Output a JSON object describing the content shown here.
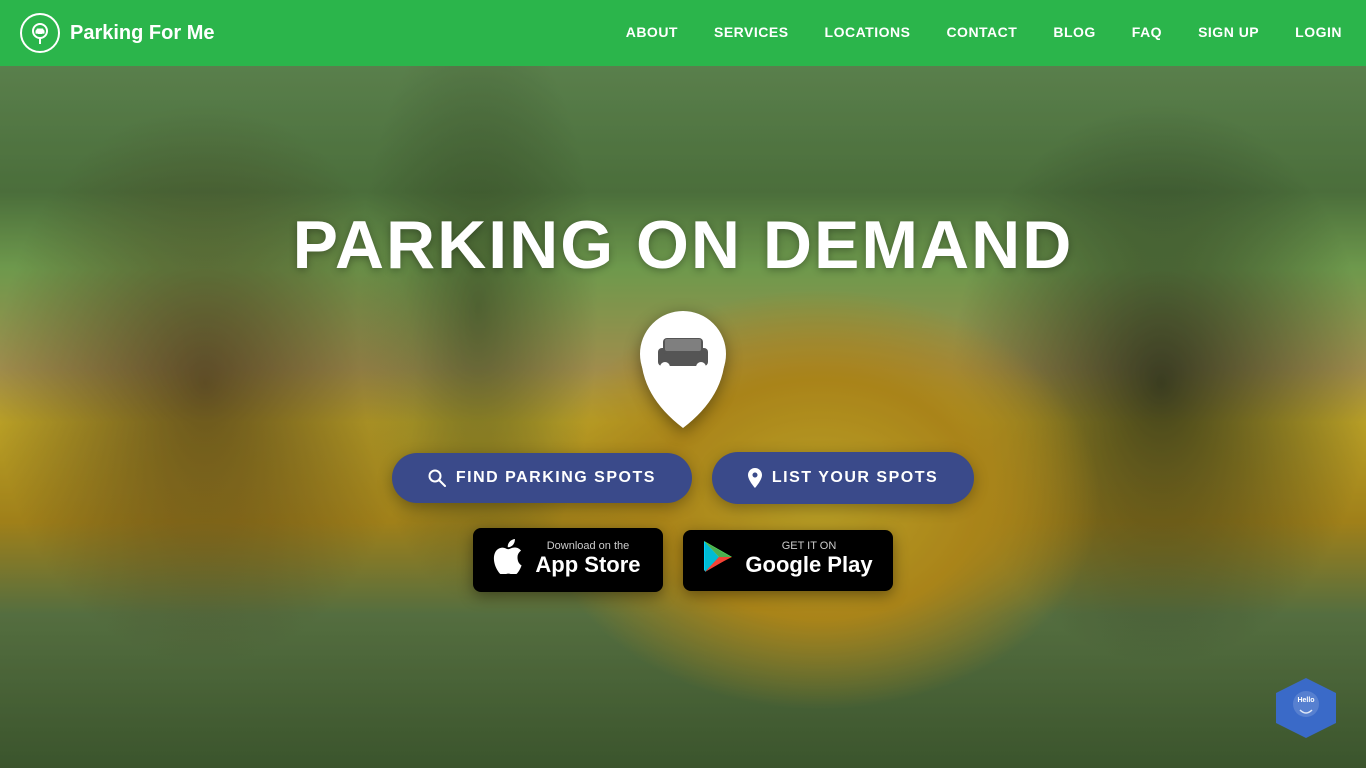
{
  "brand": {
    "name": "Parking For Me"
  },
  "nav": {
    "links": [
      {
        "label": "ABOUT",
        "id": "about"
      },
      {
        "label": "SERVICES",
        "id": "services"
      },
      {
        "label": "LOCATIONS",
        "id": "locations"
      },
      {
        "label": "CONTACT",
        "id": "contact"
      },
      {
        "label": "BLOG",
        "id": "blog"
      },
      {
        "label": "FAQ",
        "id": "faq"
      },
      {
        "label": "SIGN UP",
        "id": "signup"
      },
      {
        "label": "LOGIN",
        "id": "login"
      }
    ]
  },
  "hero": {
    "title": "PARKING ON DEMAND",
    "find_btn": "FIND PARKING SPOTS",
    "list_btn": "LIST YOUR SPOTS",
    "appstore": {
      "top_line": "Download on the",
      "main_line": "App Store"
    },
    "googleplay": {
      "top_line": "GET IT ON",
      "main_line": "Google Play"
    }
  },
  "widget": {
    "label": "Hello"
  }
}
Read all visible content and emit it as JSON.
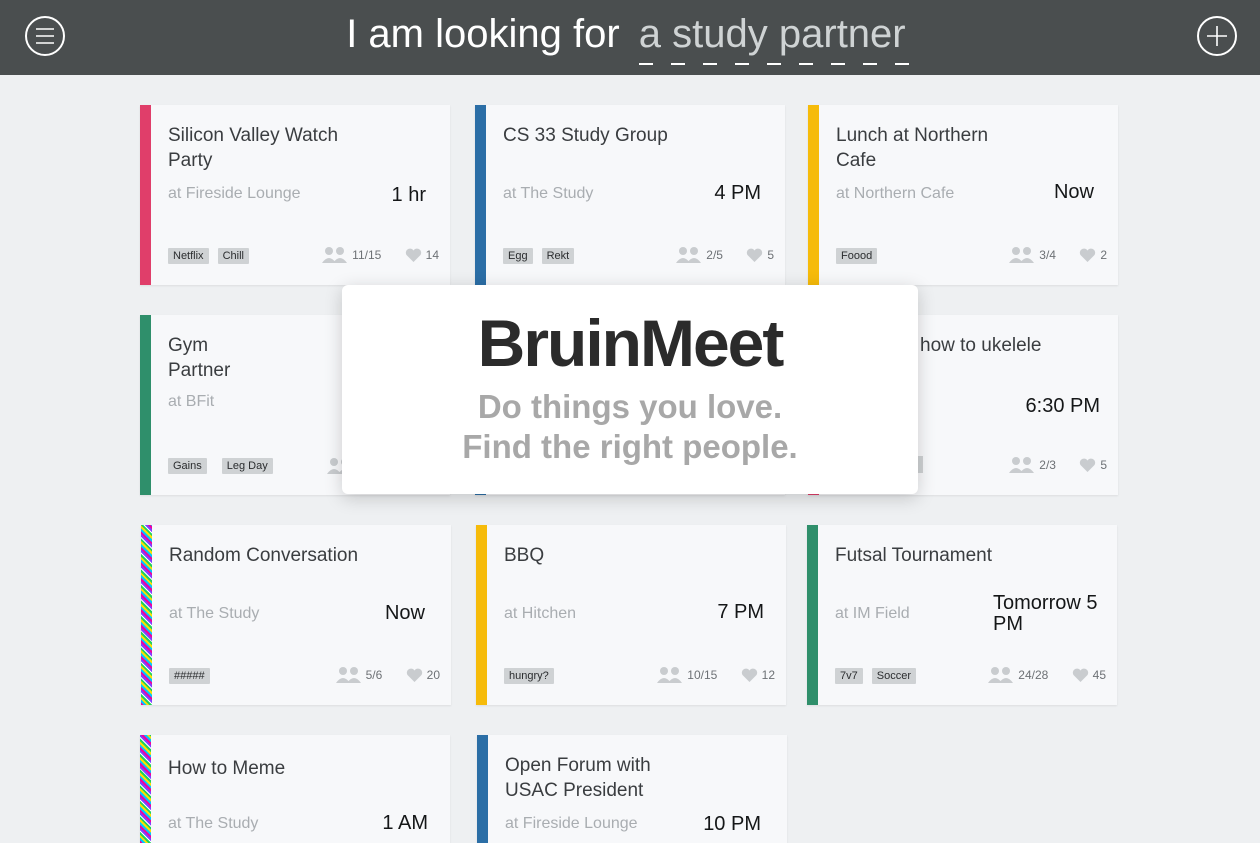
{
  "header": {
    "prefix": "I am looking for",
    "search_value": "a study partner",
    "background": "#4a4e4f"
  },
  "colors": {
    "red": "#e03e6a",
    "blue": "#2b6ea6",
    "yellow": "#f6bb0a",
    "green": "#2f8f6b"
  },
  "cards": [
    {
      "title": "Silicon Valley Watch Party",
      "location": "at Fireside Lounge",
      "time": "1 hr",
      "tags": [
        "Netflix",
        "Chill"
      ],
      "attendance": "11/15",
      "likes": "14"
    },
    {
      "title": "CS 33 Study Group",
      "location": "at The Study",
      "time": "4 PM",
      "tags": [
        "Egg",
        "Rekt"
      ],
      "attendance": "2/5",
      "likes": "5"
    },
    {
      "title": "Lunch at Northern Cafe",
      "location": "at Northern Cafe",
      "time": "Now",
      "tags": [
        "Foood"
      ],
      "attendance": "3/4",
      "likes": "2"
    },
    {
      "title": "Gym Partner",
      "location": "at BFit",
      "tags": [
        "Gains",
        "Leg Day"
      ]
    },
    {
      "title": "how to ukelele",
      "time": "6:30 PM",
      "attendance": "2/3",
      "likes": "5"
    },
    {
      "title": "Random Conversation",
      "location": "at The Study",
      "time": "Now",
      "tags": [
        "#####"
      ],
      "attendance": "5/6",
      "likes": "20"
    },
    {
      "title": "BBQ",
      "location": "at Hitchen",
      "time": "7 PM",
      "tags": [
        "hungry?"
      ],
      "attendance": "10/15",
      "likes": "12"
    },
    {
      "title": "Futsal Tournament",
      "location": "at IM Field",
      "time": "Tomorrow 5 PM",
      "tags": [
        "7v7",
        "Soccer"
      ],
      "attendance": "24/28",
      "likes": "45"
    },
    {
      "title": "How to Meme",
      "location": "at The Study",
      "time": "1 AM"
    },
    {
      "title": "Open Forum with USAC President",
      "location": "at Fireside Lounge",
      "time": "10 PM"
    }
  ],
  "splash": {
    "brand": "BruinMeet",
    "line1": "Do things you love.",
    "line2": "Find the right people."
  }
}
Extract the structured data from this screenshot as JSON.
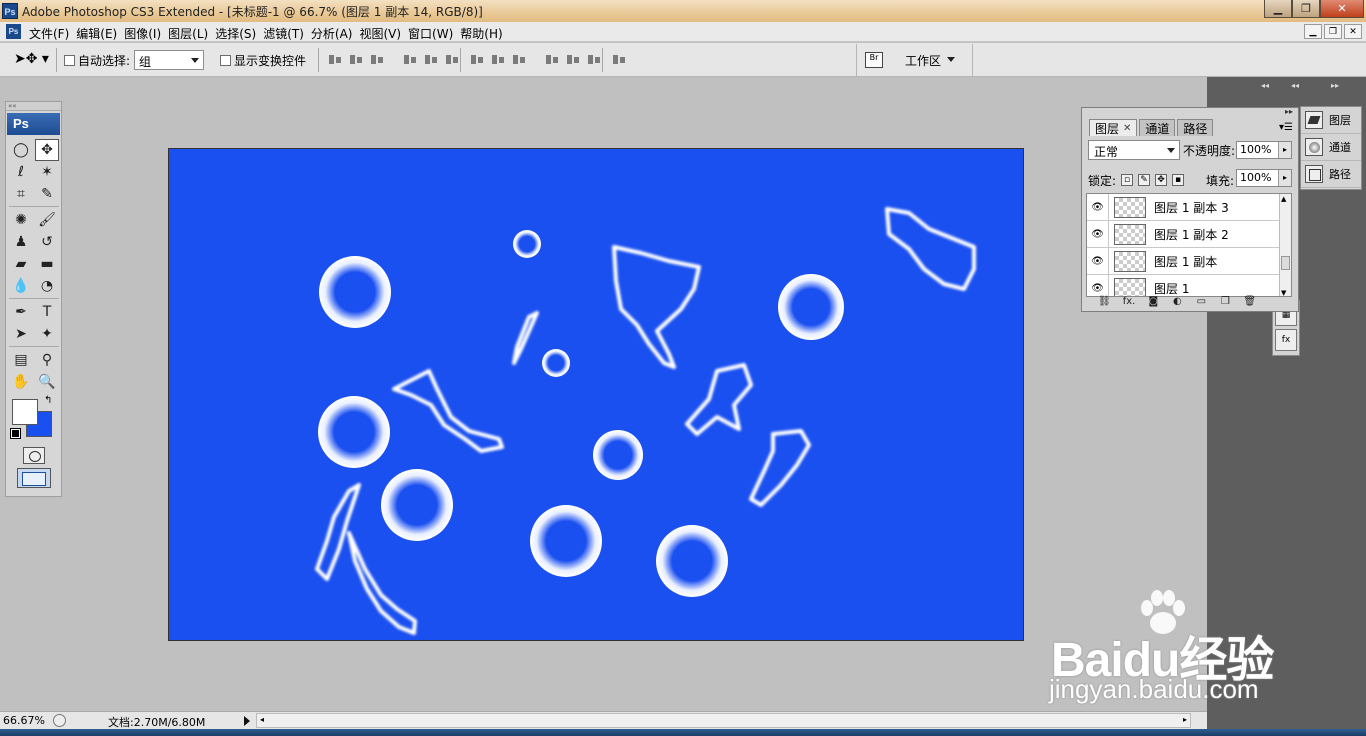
{
  "window": {
    "app_icon": "Ps",
    "title": "Adobe Photoshop CS3 Extended - [未标题-1 @ 66.7% (图层 1 副本 14, RGB/8)]"
  },
  "menu": {
    "ps_icon": "Ps",
    "items": [
      "文件(F)",
      "编辑(E)",
      "图像(I)",
      "图层(L)",
      "选择(S)",
      "滤镜(T)",
      "分析(A)",
      "视图(V)",
      "窗口(W)",
      "帮助(H)"
    ]
  },
  "options": {
    "auto_select_label": "自动选择:",
    "auto_select_value": "组",
    "show_transform_label": "显示变换控件",
    "workspace_label": "工作区"
  },
  "toolbox": {
    "logo": "Ps",
    "foreground_color": "#ffffff",
    "background_color": "#1a4ff0"
  },
  "canvas": {
    "background_color": "#1a4ff0"
  },
  "layers_panel": {
    "tabs": [
      "图层",
      "通道",
      "路径"
    ],
    "blend_mode": "正常",
    "opacity_label": "不透明度:",
    "opacity_value": "100%",
    "lock_label": "锁定:",
    "fill_label": "填充:",
    "fill_value": "100%",
    "layers": [
      "图层 1 副本 3",
      "图层 1 副本 2",
      "图层 1 副本",
      "图层 1"
    ]
  },
  "dock": {
    "items": [
      "图层",
      "通道",
      "路径"
    ]
  },
  "status": {
    "zoom": "66.67%",
    "doc_size": "文档:2.70M/6.80M"
  },
  "watermark": {
    "brand": "Baidu经验",
    "url": "jingyan.baidu.com"
  }
}
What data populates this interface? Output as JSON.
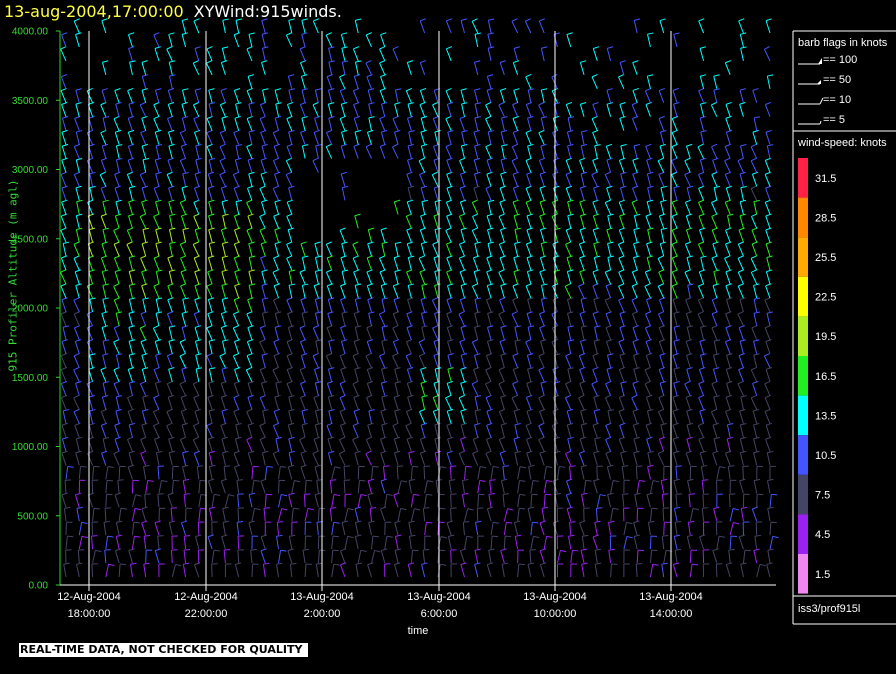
{
  "header": {
    "timestamp": "13-aug-2004,17:00:00",
    "product": "XYWind:915winds."
  },
  "notice": "REAL-TIME DATA, NOT CHECKED FOR QUALITY",
  "station": "iss3/prof915l",
  "chart_data": {
    "type": "wind-barb time-height",
    "title": "XYWind:915winds.",
    "xlabel": "time",
    "ylabel": "915 Profiler Altitude (m agl)",
    "ylim": [
      0,
      4000
    ],
    "yticks": [
      "0.00",
      "500.00",
      "1000.00",
      "1500.00",
      "2000.00",
      "2500.00",
      "3000.00",
      "3500.00",
      "4000.00"
    ],
    "xticks": [
      {
        "date": "12-Aug-2004",
        "time": "18:00:00"
      },
      {
        "date": "12-Aug-2004",
        "time": "22:00:00"
      },
      {
        "date": "13-Aug-2004",
        "time": "2:00:00"
      },
      {
        "date": "13-Aug-2004",
        "time": "6:00:00"
      },
      {
        "date": "13-Aug-2004",
        "time": "10:00:00"
      },
      {
        "date": "13-Aug-2004",
        "time": "14:00:00"
      }
    ],
    "barb_legend": {
      "title": "barb flags in knots",
      "entries": [
        "== 100",
        "== 50",
        "== 10",
        "== 5"
      ]
    },
    "speed_legend": {
      "title": "wind-speed: knots",
      "levels": [
        {
          "label": "31.5",
          "color": "#ff2244"
        },
        {
          "label": "28.5",
          "color": "#ff8800"
        },
        {
          "label": "25.5",
          "color": "#ffaa00"
        },
        {
          "label": "22.5",
          "color": "#ffff00"
        },
        {
          "label": "19.5",
          "color": "#aaee22"
        },
        {
          "label": "16.5",
          "color": "#22ee22"
        },
        {
          "label": "13.5",
          "color": "#00ffff"
        },
        {
          "label": "10.5",
          "color": "#4455ff"
        },
        {
          "label": "7.5",
          "color": "#444466"
        },
        {
          "label": "4.5",
          "color": "#9922ee"
        },
        {
          "label": "1.5",
          "color": "#ee88ee"
        }
      ]
    }
  }
}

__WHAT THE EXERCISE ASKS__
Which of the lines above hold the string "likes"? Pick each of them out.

__RESPONSE TO THIS EXERCISE__
      "likes": "14"
      "likes": "5"
      "likes": "2"
      "likes": "5"
      "likes": "20"
      "likes": "12"
      "likes": "45"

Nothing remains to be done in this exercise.